Landis has requested that the court strike the following
¶ 5 Zurich first received notice of the environmental
contamination and remediation at the Sagamore Site on
September 16, 2014, when Zurich received a letter from
Landisᬪ, Inc.'s counsel, Brent Huber of Ice Miller. In
that letter, Mr. Huber stated that Landis Gyr, Inc. had
previously given notice of the Sagamore Site to Zurich. By
letter dated September 25, 2014, Landis contended that Zurich
was notified of the Sagamore Site claim in 1987.
¶ 7 Zurich maintains a claims database that includes all
claims reported to Zurich from May 1, 1986 through the
present. Zurich does not delete claim information that is
entered into this database.
¶ 8 Zurich employees can search all of the claims that
have been reported to Zurich and entered into this database
through software known as “eZACCESS.”
¶ 10 If Zurich had received notice of the Sagamore Site
after May 1, 1986, a record of the claim would have been
maintained in the claim database.
¶ 11 Zurich has never systematically disposed of old
claim files from the 1980s and 1990s, even if Zurich's
relevant document retention policy would have permitted
Zurich to dispose of certain types of claim files under
certain circumstances.
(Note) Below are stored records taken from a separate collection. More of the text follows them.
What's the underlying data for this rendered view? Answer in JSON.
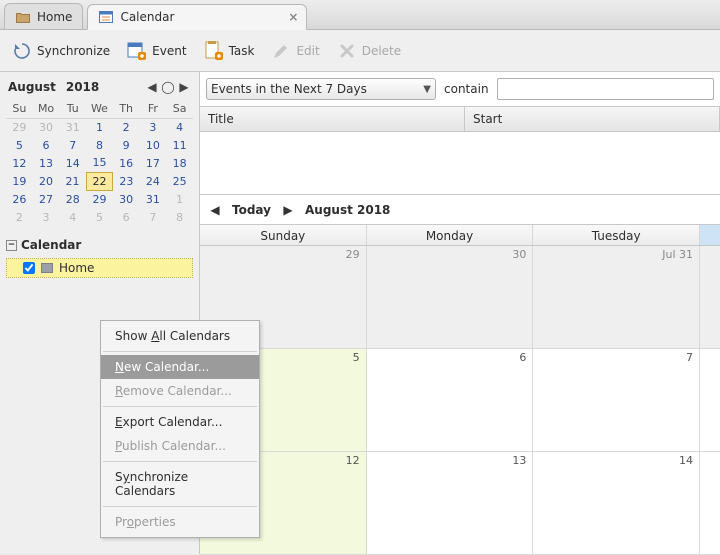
{
  "tabs": {
    "home": "Home",
    "calendar": "Calendar"
  },
  "toolbar": {
    "sync": "Synchronize",
    "event": "Event",
    "task": "Task",
    "edit": "Edit",
    "delete": "Delete"
  },
  "minical": {
    "month": "August",
    "year": "2018",
    "dow": [
      "Su",
      "Mo",
      "Tu",
      "We",
      "Th",
      "Fr",
      "Sa"
    ],
    "rows": [
      [
        {
          "n": "29",
          "cls": "other"
        },
        {
          "n": "30",
          "cls": "other"
        },
        {
          "n": "31",
          "cls": "other"
        },
        {
          "n": "1",
          "cls": "cur"
        },
        {
          "n": "2",
          "cls": "cur"
        },
        {
          "n": "3",
          "cls": "cur"
        },
        {
          "n": "4",
          "cls": "cur"
        }
      ],
      [
        {
          "n": "5",
          "cls": "cur"
        },
        {
          "n": "6",
          "cls": "cur"
        },
        {
          "n": "7",
          "cls": "cur"
        },
        {
          "n": "8",
          "cls": "cur"
        },
        {
          "n": "9",
          "cls": "cur"
        },
        {
          "n": "10",
          "cls": "cur"
        },
        {
          "n": "11",
          "cls": "cur"
        }
      ],
      [
        {
          "n": "12",
          "cls": "cur"
        },
        {
          "n": "13",
          "cls": "cur"
        },
        {
          "n": "14",
          "cls": "cur"
        },
        {
          "n": "15",
          "cls": "cur"
        },
        {
          "n": "16",
          "cls": "cur"
        },
        {
          "n": "17",
          "cls": "cur"
        },
        {
          "n": "18",
          "cls": "cur"
        }
      ],
      [
        {
          "n": "19",
          "cls": "cur"
        },
        {
          "n": "20",
          "cls": "cur"
        },
        {
          "n": "21",
          "cls": "cur"
        },
        {
          "n": "22",
          "cls": "today"
        },
        {
          "n": "23",
          "cls": "cur"
        },
        {
          "n": "24",
          "cls": "cur"
        },
        {
          "n": "25",
          "cls": "cur"
        }
      ],
      [
        {
          "n": "26",
          "cls": "cur"
        },
        {
          "n": "27",
          "cls": "cur"
        },
        {
          "n": "28",
          "cls": "cur"
        },
        {
          "n": "29",
          "cls": "cur"
        },
        {
          "n": "30",
          "cls": "cur"
        },
        {
          "n": "31",
          "cls": "cur"
        },
        {
          "n": "1",
          "cls": "other"
        }
      ],
      [
        {
          "n": "2",
          "cls": "other"
        },
        {
          "n": "3",
          "cls": "other"
        },
        {
          "n": "4",
          "cls": "other"
        },
        {
          "n": "5",
          "cls": "other"
        },
        {
          "n": "6",
          "cls": "other"
        },
        {
          "n": "7",
          "cls": "other"
        },
        {
          "n": "8",
          "cls": "other"
        }
      ]
    ]
  },
  "sections": {
    "calendar": "Calendar"
  },
  "calendars": {
    "home": "Home"
  },
  "filter": {
    "range_label": "Events in the Next 7 Days",
    "contain": "contain"
  },
  "eventlist": {
    "title": "Title",
    "start": "Start"
  },
  "nav": {
    "today": "Today",
    "month": "August 2018"
  },
  "weekhead": [
    "Sunday",
    "Monday",
    "Tuesday",
    ""
  ],
  "month_cells": {
    "r0": [
      "29",
      "30",
      "Jul 31"
    ],
    "r1": [
      "5",
      "6",
      "7"
    ],
    "r2": [
      "12",
      "13",
      "14"
    ]
  },
  "ctx": {
    "show_all": "Show All Calendars",
    "new": "New Calendar...",
    "remove": "Remove Calendar...",
    "export": "Export Calendar...",
    "publish": "Publish Calendar...",
    "sync": "Synchronize Calendars",
    "props": "Properties"
  }
}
Instead, it has always been
Zurich's practice to transfer older claims files to
¶ 13 During this search, Zurich employees working under
my supervision did locate a claim related to Landis &
Gyr, Inc.'s disposal of hazardous wastes at a landfill
operated by Lakeland Disposal Services in Claypool, Indiana
(the “Lakeland Site”). The claim regarding the
Lakeland Site was reported to Zurich in 1987 and was
unrelated to the Sagamore Site. None of the correspondence or
documents in the Lakeland Site claim file referred to
environmental contamination or remediation at the Sagamore
¶ 14 Even if the physical claim file for the Sagamore
Site had been disposed of pursuant to Zurich's document
retention policies, a record of the claim would have remained
in the claim database and would be identifiable through a
search run on eZACCESS.
has argued that Hairrell does not have personal knowledge of
the above statements and that they are contradicted by
Zurich's written policies, practices, and procedures.
Moreover, Landis asserts that according to Hairrell's
deposition she gathered information from other Zurich
employees to investigate and prepare for her testimony, yet
she did not speak to anyone who had worked in the
Zurich's records group in 1985. Therefore, Landis
contends that the statements in Hairrell's affidavit are
has argued that Landis has ignored the fact that Hairrell was
designated as Zurich's corporate witness pursuant to
Federal Rule of Civil Procedure 30(b)(6). Hairrell learned
information about Zurich's claims handling and records
retention procedures during the course of her employment.
Moreover, Zurich asserts that Hairrell was entitled to
testify about information known ...